Founding of the EPA

Some initial notes


President Richard Nixon was initially reluctant to create a federal agency that set, monitored and enforced environmental laws. In 1969, he formed an environmental council and advisory committee, but met with public charges that the organizations had no effectual function. But by January 1, 1970, Nixon signed the National Environmental Policy Act (NEPA), which promised to institute a federal role in environmental protection. Nixon recognized that such federal legislation needed the attention of an exclusive agency. By the summer of 1970, he submitted Reorganization Plan Number Three to Congress, which called for a single entity to govern the United States’ environmental policy [EPA].
The EPA inherited environmental charges that had been arbitrarily assigned to other governmental departments. The Department of Health, Education and Welfare no longer monitored air pollution, water hygiene and waste management; the Department of the Interior no longer had responsibility for federal water quality and pesticide research. Misplaced environmental programs were finally unified under a single agency.
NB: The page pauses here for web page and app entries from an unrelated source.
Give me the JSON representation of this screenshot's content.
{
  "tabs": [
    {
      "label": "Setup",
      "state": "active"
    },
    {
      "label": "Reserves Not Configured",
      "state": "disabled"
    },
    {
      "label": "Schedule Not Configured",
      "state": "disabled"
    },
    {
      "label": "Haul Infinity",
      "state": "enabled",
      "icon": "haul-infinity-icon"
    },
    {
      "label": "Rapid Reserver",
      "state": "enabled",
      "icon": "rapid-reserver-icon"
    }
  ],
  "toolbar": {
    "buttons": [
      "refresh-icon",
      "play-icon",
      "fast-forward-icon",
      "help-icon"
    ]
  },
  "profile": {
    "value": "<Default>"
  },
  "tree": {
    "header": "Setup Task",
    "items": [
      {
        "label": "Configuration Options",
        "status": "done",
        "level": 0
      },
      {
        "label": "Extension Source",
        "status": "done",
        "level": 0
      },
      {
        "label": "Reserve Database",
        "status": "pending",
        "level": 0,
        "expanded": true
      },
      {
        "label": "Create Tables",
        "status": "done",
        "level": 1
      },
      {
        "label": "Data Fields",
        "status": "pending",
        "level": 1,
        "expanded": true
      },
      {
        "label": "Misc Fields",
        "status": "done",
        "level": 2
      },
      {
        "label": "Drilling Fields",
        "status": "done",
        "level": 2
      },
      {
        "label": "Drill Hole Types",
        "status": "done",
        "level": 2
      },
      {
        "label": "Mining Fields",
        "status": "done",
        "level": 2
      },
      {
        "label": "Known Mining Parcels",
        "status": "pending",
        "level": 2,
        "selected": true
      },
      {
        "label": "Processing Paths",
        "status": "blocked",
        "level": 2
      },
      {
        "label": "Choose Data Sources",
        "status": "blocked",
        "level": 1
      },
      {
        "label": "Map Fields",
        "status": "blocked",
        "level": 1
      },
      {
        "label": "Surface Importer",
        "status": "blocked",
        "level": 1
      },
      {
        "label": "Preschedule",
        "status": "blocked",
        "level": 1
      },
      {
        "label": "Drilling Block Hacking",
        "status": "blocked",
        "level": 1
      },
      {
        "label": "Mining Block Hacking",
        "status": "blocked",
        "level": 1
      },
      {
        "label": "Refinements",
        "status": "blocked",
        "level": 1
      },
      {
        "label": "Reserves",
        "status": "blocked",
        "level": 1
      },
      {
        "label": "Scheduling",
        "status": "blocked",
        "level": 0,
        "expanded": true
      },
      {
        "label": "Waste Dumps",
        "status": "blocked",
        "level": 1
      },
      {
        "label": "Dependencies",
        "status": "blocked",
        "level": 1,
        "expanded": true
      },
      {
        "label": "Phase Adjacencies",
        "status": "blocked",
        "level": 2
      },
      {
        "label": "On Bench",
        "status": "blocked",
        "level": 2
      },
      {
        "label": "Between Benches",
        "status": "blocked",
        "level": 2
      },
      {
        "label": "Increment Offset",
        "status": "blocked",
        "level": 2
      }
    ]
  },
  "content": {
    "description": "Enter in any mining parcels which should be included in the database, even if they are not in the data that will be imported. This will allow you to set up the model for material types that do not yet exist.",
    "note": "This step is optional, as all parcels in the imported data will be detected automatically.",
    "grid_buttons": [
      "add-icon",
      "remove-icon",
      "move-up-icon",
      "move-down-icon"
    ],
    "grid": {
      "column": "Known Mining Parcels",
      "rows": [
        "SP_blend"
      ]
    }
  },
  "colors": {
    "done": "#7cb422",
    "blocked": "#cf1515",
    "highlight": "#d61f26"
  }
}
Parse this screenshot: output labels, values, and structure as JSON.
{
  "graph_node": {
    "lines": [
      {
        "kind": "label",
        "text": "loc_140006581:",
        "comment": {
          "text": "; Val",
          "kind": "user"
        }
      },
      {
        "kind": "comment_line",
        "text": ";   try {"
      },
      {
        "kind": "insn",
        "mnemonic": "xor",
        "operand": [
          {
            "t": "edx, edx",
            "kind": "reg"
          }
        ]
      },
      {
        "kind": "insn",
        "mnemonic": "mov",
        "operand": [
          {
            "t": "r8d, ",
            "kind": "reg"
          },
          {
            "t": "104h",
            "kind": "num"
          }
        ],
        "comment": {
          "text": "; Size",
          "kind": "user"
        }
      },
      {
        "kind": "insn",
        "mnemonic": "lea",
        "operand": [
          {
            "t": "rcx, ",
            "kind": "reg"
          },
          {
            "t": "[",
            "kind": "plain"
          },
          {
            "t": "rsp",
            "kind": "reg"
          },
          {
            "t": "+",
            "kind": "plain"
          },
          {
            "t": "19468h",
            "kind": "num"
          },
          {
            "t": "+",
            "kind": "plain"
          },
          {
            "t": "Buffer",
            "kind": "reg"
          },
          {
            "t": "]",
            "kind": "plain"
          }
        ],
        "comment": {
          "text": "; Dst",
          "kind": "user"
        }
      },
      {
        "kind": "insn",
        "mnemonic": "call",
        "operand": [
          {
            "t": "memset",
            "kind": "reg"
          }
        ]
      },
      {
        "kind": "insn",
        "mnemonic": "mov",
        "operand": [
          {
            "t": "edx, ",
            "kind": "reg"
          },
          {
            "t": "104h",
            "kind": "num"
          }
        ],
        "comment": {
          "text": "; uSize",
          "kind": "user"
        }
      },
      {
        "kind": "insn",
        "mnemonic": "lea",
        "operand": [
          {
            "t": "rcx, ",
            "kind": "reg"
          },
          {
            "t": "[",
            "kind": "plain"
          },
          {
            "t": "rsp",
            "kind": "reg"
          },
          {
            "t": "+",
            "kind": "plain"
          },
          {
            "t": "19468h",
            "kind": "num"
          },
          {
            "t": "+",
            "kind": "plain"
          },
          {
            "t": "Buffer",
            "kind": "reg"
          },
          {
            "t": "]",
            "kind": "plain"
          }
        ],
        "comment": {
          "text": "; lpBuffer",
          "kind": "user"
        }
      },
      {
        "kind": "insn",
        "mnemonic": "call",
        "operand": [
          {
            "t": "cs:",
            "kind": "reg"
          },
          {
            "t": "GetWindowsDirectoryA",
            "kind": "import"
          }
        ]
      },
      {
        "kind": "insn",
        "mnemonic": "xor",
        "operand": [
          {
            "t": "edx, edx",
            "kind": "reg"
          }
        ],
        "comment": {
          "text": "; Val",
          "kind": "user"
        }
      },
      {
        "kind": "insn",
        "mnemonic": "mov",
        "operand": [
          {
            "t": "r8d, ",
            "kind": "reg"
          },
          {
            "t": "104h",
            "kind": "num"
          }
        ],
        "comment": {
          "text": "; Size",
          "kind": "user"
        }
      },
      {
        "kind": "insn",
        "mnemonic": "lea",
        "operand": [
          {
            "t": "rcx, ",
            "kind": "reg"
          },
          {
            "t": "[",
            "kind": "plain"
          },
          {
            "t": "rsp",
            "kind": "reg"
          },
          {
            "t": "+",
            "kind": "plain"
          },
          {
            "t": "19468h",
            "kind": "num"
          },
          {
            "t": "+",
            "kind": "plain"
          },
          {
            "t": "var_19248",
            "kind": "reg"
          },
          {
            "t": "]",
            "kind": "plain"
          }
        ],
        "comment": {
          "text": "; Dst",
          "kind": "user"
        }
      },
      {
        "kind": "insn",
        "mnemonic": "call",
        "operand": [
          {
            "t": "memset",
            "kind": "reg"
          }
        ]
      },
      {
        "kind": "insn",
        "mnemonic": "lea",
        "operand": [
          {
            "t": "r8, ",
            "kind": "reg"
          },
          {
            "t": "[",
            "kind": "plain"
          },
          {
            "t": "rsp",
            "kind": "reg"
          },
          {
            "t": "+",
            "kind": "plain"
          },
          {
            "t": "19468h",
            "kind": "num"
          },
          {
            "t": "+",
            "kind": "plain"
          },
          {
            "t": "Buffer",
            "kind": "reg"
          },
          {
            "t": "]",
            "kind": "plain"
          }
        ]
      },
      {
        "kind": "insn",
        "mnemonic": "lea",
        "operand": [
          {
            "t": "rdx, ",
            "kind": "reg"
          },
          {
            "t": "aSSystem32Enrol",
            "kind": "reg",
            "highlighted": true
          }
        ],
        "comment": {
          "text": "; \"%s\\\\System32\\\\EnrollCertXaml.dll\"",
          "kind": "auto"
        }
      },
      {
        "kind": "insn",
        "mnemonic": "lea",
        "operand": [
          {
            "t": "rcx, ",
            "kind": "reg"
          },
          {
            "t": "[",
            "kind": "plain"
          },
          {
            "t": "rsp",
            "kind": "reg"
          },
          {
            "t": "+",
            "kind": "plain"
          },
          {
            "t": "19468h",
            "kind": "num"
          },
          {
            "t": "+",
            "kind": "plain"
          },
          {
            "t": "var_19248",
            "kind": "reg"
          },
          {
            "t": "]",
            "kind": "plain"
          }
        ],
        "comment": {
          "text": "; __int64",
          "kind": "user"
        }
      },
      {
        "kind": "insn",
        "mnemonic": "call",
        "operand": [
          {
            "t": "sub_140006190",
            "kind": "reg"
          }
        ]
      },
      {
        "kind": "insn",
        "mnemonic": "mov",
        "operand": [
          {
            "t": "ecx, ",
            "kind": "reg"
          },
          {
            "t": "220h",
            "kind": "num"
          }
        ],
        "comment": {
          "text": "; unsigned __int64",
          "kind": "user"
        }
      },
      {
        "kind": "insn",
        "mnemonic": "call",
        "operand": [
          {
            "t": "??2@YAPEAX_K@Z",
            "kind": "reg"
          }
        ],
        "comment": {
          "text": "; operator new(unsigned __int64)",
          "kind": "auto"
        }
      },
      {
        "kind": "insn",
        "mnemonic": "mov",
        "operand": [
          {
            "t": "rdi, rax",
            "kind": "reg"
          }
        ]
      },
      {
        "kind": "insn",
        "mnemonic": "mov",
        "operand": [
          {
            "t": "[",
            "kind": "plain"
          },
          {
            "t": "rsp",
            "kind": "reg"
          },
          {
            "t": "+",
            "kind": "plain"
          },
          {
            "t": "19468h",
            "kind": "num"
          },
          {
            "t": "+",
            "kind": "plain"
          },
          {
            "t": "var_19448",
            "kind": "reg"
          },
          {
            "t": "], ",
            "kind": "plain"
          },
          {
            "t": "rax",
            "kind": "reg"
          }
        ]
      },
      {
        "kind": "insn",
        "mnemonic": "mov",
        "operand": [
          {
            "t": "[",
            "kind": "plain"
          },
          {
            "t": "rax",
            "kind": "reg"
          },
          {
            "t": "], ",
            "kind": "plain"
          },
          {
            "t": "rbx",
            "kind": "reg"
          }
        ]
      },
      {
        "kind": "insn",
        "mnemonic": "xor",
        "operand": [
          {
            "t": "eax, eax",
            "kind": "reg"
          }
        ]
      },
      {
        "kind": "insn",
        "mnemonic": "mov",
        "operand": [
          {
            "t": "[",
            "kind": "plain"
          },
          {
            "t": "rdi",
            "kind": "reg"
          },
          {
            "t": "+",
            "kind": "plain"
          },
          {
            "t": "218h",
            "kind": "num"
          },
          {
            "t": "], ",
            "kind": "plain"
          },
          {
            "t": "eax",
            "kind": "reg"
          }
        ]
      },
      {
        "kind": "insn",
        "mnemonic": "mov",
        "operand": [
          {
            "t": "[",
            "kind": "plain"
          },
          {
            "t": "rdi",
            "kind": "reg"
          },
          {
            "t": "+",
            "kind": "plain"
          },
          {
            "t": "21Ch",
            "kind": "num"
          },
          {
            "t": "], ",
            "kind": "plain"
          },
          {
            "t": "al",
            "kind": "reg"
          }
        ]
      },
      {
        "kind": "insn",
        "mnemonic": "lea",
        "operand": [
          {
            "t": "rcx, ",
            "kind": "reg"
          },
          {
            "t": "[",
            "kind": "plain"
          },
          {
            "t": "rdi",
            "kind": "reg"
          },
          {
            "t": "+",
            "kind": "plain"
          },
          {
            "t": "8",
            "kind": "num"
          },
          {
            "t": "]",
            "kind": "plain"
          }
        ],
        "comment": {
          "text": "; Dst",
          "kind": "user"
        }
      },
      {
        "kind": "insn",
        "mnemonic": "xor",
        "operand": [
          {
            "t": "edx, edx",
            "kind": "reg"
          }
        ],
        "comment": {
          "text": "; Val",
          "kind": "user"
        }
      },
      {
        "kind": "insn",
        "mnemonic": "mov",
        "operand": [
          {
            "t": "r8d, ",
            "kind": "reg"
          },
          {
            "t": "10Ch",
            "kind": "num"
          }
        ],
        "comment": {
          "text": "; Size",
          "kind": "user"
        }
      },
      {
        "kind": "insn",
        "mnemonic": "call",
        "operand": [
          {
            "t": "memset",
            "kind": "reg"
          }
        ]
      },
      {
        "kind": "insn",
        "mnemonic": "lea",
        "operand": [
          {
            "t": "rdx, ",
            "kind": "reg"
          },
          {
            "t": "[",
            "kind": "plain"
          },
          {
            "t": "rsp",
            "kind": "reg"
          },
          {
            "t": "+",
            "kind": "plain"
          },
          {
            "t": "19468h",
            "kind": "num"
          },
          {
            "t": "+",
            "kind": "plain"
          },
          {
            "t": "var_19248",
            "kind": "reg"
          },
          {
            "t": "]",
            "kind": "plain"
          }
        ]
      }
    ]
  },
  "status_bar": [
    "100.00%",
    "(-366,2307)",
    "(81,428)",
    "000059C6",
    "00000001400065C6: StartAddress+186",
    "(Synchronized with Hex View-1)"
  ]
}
Prior to the EPA, environmental monitoring and protection roles were split up amongst many federal agencies. EPA brought them together under one roof.